Indonesia is struggling to replace its natural gas reserves at the rate they are being used, heightening pressure on the country to export less LNG and strengthening the case to invest in import infrastructure, according to a new report from the US-based Energy Information Administration (EIA).
The country boasts the second-largest natural gas reserves in Asia-Pacific but has seen domestic demand double since 2005, prompting Jakarta to invest in new LNG-import terminals and to curb the amount of gas set aside for export.
According to the EIA, Indonesia’s natural gas production grew by an annual average of 2.4 per cent a year in 2000-2010, but production fell by an annual average of 4.4 per cent in 2011-2013 as the country “has struggled to attract foreign investment in more technically challenging and deepwater fields”.
Exploration has slowed, due to regulatory hurdles and a shortage in Indonesia of fiscal incentives for international oil companies, the EIA reports.

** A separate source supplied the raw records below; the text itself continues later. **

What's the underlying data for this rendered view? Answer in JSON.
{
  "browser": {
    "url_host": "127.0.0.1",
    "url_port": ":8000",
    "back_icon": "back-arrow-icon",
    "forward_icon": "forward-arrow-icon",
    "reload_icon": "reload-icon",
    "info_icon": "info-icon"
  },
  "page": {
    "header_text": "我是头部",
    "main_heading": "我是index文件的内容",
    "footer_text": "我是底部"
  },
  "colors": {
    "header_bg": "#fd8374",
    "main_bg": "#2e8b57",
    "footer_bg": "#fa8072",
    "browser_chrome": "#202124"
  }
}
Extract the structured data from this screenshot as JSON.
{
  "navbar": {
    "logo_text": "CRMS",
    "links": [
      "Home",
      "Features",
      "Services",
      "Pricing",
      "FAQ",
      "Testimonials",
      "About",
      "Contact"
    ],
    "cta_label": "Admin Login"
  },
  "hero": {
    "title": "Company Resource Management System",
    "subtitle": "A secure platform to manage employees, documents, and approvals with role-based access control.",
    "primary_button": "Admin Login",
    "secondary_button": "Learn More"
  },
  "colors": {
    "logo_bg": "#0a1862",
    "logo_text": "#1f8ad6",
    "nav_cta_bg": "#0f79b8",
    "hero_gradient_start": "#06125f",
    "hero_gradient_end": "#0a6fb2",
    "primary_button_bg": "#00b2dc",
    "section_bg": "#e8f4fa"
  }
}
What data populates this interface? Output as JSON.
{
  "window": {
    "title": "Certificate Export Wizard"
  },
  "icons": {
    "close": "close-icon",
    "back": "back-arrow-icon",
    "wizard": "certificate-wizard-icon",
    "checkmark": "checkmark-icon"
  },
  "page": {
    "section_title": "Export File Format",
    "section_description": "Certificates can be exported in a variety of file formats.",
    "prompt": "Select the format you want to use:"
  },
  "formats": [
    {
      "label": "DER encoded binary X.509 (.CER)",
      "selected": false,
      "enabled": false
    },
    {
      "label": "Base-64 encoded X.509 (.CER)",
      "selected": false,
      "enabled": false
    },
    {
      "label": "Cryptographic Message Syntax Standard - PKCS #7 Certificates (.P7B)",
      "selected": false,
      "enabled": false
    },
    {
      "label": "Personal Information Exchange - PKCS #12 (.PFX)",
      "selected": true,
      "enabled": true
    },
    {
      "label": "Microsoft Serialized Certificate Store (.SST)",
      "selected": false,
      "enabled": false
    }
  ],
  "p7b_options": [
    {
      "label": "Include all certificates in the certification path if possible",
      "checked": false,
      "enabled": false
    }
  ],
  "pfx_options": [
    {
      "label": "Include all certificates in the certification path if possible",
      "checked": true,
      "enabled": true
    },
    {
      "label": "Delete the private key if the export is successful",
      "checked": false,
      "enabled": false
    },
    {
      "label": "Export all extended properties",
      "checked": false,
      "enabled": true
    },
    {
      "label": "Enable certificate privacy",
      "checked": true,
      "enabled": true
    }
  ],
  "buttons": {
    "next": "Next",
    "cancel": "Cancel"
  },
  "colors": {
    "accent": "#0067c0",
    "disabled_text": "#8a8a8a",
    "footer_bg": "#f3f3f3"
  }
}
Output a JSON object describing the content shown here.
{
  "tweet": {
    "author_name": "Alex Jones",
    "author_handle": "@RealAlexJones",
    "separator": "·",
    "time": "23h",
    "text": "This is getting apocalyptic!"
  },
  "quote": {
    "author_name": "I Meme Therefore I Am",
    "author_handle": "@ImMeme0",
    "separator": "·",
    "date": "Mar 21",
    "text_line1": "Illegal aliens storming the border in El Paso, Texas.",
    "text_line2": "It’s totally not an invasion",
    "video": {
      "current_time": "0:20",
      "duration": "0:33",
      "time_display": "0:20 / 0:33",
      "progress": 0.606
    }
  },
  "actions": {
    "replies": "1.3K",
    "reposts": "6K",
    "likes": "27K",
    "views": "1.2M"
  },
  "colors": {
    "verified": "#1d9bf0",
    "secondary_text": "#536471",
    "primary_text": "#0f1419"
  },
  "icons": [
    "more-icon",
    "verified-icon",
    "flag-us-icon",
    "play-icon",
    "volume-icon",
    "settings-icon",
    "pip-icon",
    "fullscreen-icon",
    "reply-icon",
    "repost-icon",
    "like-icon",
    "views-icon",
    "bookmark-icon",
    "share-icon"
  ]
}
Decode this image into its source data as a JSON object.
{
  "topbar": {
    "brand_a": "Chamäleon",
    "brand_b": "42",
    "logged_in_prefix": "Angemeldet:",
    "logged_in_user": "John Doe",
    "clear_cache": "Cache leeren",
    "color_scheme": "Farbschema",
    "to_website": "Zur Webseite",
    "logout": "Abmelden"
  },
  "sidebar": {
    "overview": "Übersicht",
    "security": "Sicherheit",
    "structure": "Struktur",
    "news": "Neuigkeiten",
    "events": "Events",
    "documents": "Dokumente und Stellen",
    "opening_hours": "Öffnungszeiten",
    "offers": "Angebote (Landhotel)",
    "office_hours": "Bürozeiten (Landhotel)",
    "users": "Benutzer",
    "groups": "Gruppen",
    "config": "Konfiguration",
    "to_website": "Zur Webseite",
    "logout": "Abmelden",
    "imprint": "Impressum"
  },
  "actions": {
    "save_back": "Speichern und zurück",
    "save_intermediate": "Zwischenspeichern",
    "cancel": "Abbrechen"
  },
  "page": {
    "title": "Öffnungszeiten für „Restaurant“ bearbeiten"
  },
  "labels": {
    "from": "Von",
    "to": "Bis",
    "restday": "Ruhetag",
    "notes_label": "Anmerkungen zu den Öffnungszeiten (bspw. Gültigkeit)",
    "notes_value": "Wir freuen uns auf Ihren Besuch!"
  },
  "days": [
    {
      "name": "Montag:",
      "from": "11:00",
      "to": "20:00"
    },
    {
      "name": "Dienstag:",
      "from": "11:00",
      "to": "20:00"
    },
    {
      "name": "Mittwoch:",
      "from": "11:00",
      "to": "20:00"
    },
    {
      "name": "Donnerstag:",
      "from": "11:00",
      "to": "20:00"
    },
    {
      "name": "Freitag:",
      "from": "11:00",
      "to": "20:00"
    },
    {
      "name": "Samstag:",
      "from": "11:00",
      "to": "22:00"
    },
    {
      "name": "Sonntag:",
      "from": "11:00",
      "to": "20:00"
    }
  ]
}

Although Chevron is developing deepwater fields off east Kalimantan to supply Bontang LNG terminal to meet domestic demand, it has delayed the second phase of the project to 2020.